   IgE binds to mast cells and basophils causing them
    to degranulate, resulting in a flood of histamine
    release and inducing the inflammatory response



                      Chapter 21, Immune System   125
Acute Allergic Response




                                              Figure 21.20
                                                126
                  Chapter 21, Immune System
Anaphylaxis


 Reactions include runny nose, itching reddened skin,
  and watery eyes
 If allergen is inhaled, asthmatic symptoms appear –
  constriction of bronchioles and restricted airflow
 If allergen is ingested, cramping, vomiting, or
  diarrhea occur
 Antihistamines counteract these effects

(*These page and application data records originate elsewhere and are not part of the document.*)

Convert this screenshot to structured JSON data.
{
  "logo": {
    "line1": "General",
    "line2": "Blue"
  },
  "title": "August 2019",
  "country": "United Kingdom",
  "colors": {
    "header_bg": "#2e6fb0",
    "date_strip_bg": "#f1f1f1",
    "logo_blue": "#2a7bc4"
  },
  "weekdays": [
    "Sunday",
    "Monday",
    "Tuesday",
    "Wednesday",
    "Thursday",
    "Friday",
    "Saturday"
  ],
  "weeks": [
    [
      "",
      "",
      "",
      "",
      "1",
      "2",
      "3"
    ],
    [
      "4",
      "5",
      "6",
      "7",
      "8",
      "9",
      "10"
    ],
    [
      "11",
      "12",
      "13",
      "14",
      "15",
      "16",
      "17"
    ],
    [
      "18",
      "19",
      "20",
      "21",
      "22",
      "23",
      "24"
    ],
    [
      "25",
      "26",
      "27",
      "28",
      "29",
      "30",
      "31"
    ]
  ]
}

                       Chapter 21, Immune System    127
Anaphylactic Shock

 Response to allergen that directly enters the blood (e.g.,
  insect bite, injection)
 Basophils and mast cells are enlisted throughout the body
 Systemic histamine releases may result in:
    Constriction of bronchioles
    Sudden vasodilation and fluid loss from the bloodstream
    Hypotensive shock and death
 Treatment – epinephrine is the drug of choice

                          Chapter 21, Immune System            128
Subacute Hypersensitivities
 Caused by IgM and IgG, and transferred via blood
  plasma or serum
    Onset is slow (1–3 hours) after antigen exposure
    Duration is long lasting (10–15 hours)

 Cytotoxic (type II) reactions
    Antibodies bind to antigens on specific body cells,
     stimulating phagocytosis and complement-mediated
     lysis of the cellular antigens
    Example: mismatched blood transfusion reaction
                       Chapter 21, Immune System    129
Subacute Hypersensitivities
 Immune complex (type III) hypersensitivity
   Antigens are widely distributed through the body or
    blood
   Insoluble antigen-antibody complexes form
   Complexes cannot be cleared from a particular area
    of the body
   Intense inflammation, local cell lysis, and death
    may result
   Example: systemic lupus erythematosus (SLE)
                      Chapter 21, Immune System         130
Delayed Hypersensitivities (Type IV)


 Onset is slow (1–3 days)
 Mediated by mechanisms involving delayed
  hypersensitivity T cells and cytotoxic T cells
 Cytokines from activated TC are the mediators of the
  inflammatory response
 Antihistamines are ineffective and corticosteroid
  drugs are used to provide relief

                       Chapter 21, Immune System      131
Delayed Hypersensitivities (Type IV)




 Example: allergic contact dermatitis (e.g., poison
  ivy)
 Involved in protective reactions against viruses,
  bacteria, fungi, protozoa, cancer, and rejection of
  foreign grafts or transplants



                       Chapter 21, Immune System    132

				
DOCUMENT INFO
Shared By:
Categories:
Tags:
Stats:
views:13
posted:8/24/2011
language:English
pages:132